We’ve been talking about the rise of neo-gothic beauty since the Fall shows, and the new September glossies are officially galvanizing the trend. In the latest issue of Vogue Japan, Kinga Rajzak appears in an editorial called “The Scarlet Focus” that highlights deep, black cherry-painted lips à la Gucci or Bottega Veneta and sepia-toned lids reminiscent of those at Burberry Prorsum and Givenchy. Petros Petrohilos was the makeup artist behind raven-haired Rajzak’s transformation for the spread. While starlets including Kate Bosworth and Lana Del Rey have already taken the dark look from the runways to the red carpets, we still find it fresh and wearable. We’ll have plenty more to say on this subject when our Fall Beauty Guide launches at the end of August.
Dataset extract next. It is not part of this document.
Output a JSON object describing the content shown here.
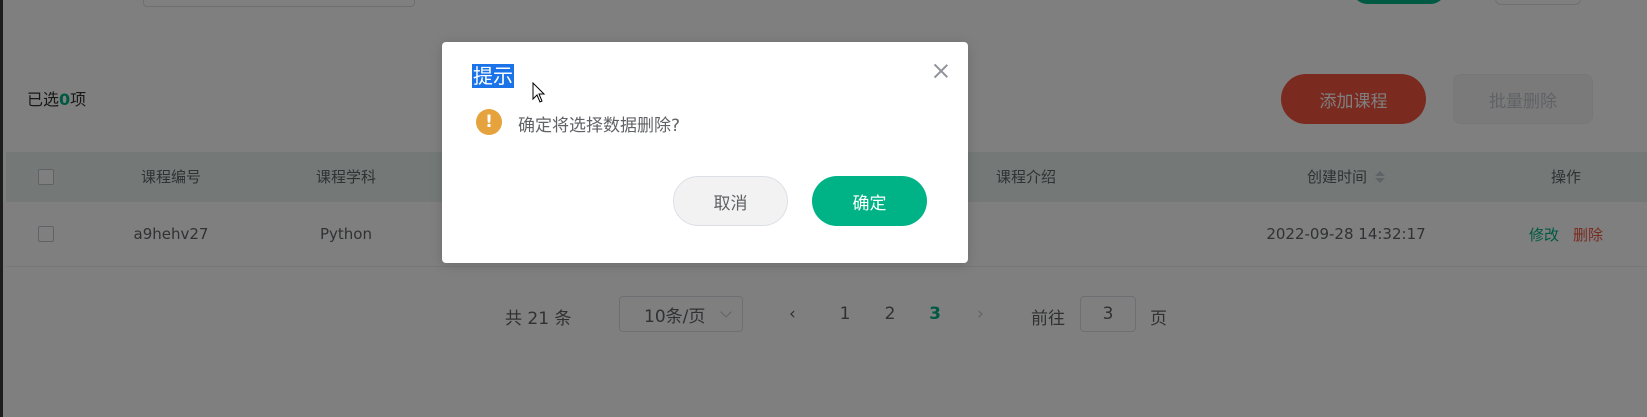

Matte lips have dominated the Fall runways this season, and more often than not they have been painted classic shades of red. Backstage at Victoria Beckham and Marc By Marc Jacobs in New York, lips were a perfect crimson hue, while a precise slick of scarlet ruled at PPQ in London and Rick Owens this week in Paris. But another pout color is starting to stake its claim on the season, and it’s gaining ground with each passing day: behold, the dark mulberry mouth. We got the our first glimpse of it in Milan, where Pat McGrath coined the “dark romance” effect at Gucci before creating “shading and contrast” at Bottega Veneta with paled-out skin and another burnt-cherry lip that she lined with a black eye liner and then filled in with a blackened-red pigment. Lucia Pieroni picked up on the idea at Rochas, where she crafted a dark wine-stained, “stamped-on” lip to complement the rich color palette of Marco Zanini’s collection. Then today at Viktor & Rolf, McGrath captured the enchanted show’s “witchy elegance” with a burgundy pout that she described as “gothic glamour.” This last incarnation had the addition of a high-gloss shine, which the makeup artist applied just before models hit the run way to avoid any, er, sticky situations.
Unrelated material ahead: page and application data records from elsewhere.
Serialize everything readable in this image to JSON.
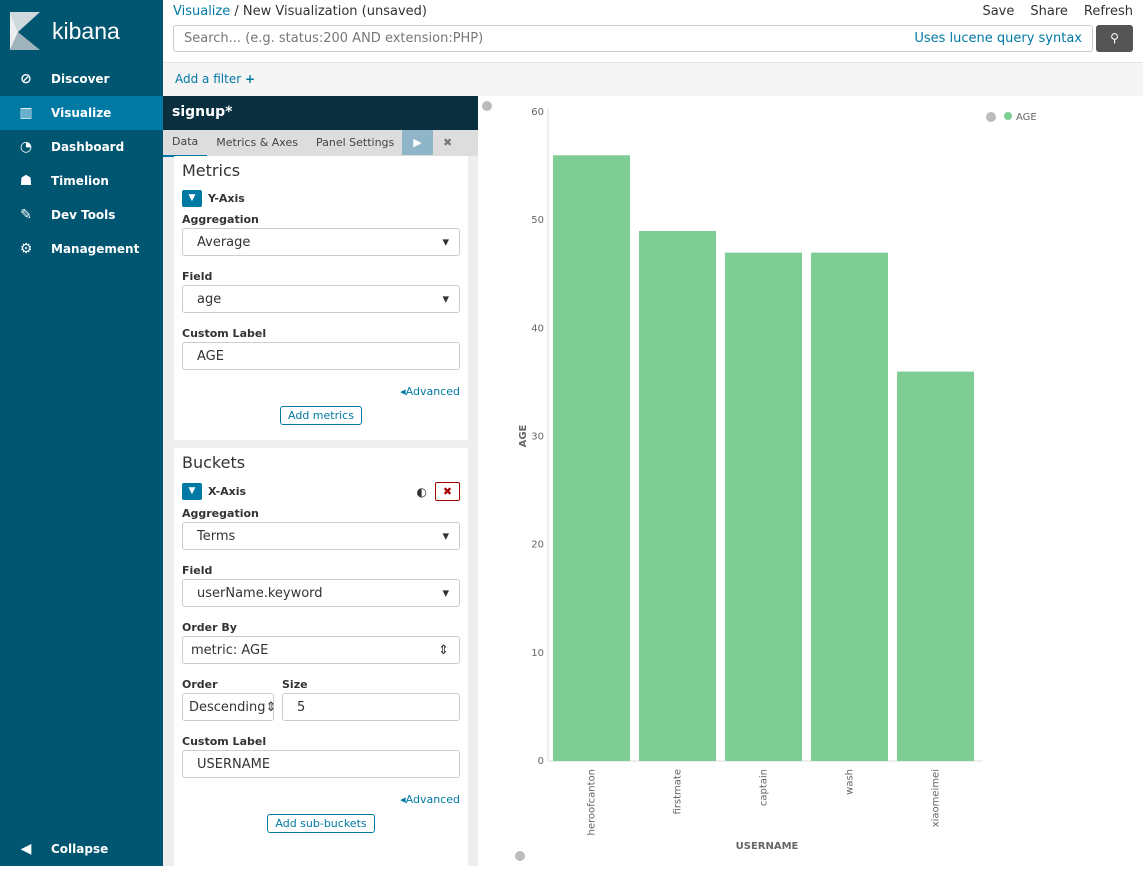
{
  "sidebar": {
    "brand": "kibana",
    "items": [
      {
        "label": "Discover",
        "icon": "compass-icon"
      },
      {
        "label": "Visualize",
        "icon": "bar-chart-icon"
      },
      {
        "label": "Dashboard",
        "icon": "dashboard-icon"
      },
      {
        "label": "Timelion",
        "icon": "timelion-icon"
      },
      {
        "label": "Dev Tools",
        "icon": "wrench-icon"
      },
      {
        "label": "Management",
        "icon": "gear-icon"
      }
    ],
    "collapse": "Collapse"
  },
  "header": {
    "breadcrumb_link": "Visualize",
    "breadcrumb_sep": "/",
    "title": "New Visualization (unsaved)",
    "save": "Save",
    "share": "Share",
    "refresh": "Refresh",
    "search_placeholder": "Search... (e.g. status:200 AND extension:PHP)",
    "search_hint": "Uses lucene query syntax",
    "add_filter": "Add a filter"
  },
  "editor": {
    "index": "signup*",
    "tabs": [
      "Data",
      "Metrics & Axes",
      "Panel Settings"
    ],
    "metrics": {
      "title": "Metrics",
      "agg_title": "Y-Axis",
      "aggregation_label": "Aggregation",
      "aggregation": "Average",
      "field_label": "Field",
      "field": "age",
      "custom_label_label": "Custom Label",
      "custom_label": "AGE",
      "advanced": "Advanced",
      "add": "Add metrics"
    },
    "buckets": {
      "title": "Buckets",
      "agg_title": "X-Axis",
      "aggregation_label": "Aggregation",
      "aggregation": "Terms",
      "field_label": "Field",
      "field": "userName.keyword",
      "order_by_label": "Order By",
      "order_by": "metric: AGE",
      "order_label": "Order",
      "order": "Descending",
      "size_label": "Size",
      "size": "5",
      "custom_label_label": "Custom Label",
      "custom_label": "USERNAME",
      "advanced": "Advanced",
      "add": "Add sub-buckets"
    }
  },
  "chart_data": {
    "type": "bar",
    "categories": [
      "heroofcanton",
      "firstmate",
      "captain",
      "wash",
      "xiaomeimei"
    ],
    "values": [
      56,
      49,
      47,
      47,
      36
    ],
    "xlabel": "USERNAME",
    "ylabel": "AGE",
    "ylim": [
      0,
      60
    ],
    "yticks": [
      "0",
      "10",
      "20",
      "30",
      "40",
      "50",
      "60"
    ],
    "legend": {
      "label": "AGE",
      "position": "top-right"
    },
    "color": "#7dcd94"
  }
}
The color is striking on a host of different complexions, but the real secret to pulling it off lays with a good lip liner. “[They're] brilliant!” Pieroni effused at Rochas of the colored pencils that can retain even the wiliest of lipstick bullets. Pro tip: For a true matte finish, apply your liner around the perimeter of the mouth and in the center before adding your lipstick. Blot with a tissue, dab with finger-patting of translucent powder, then apply the liner to the surface of the mouth again to thoroughly remove all traces of shine.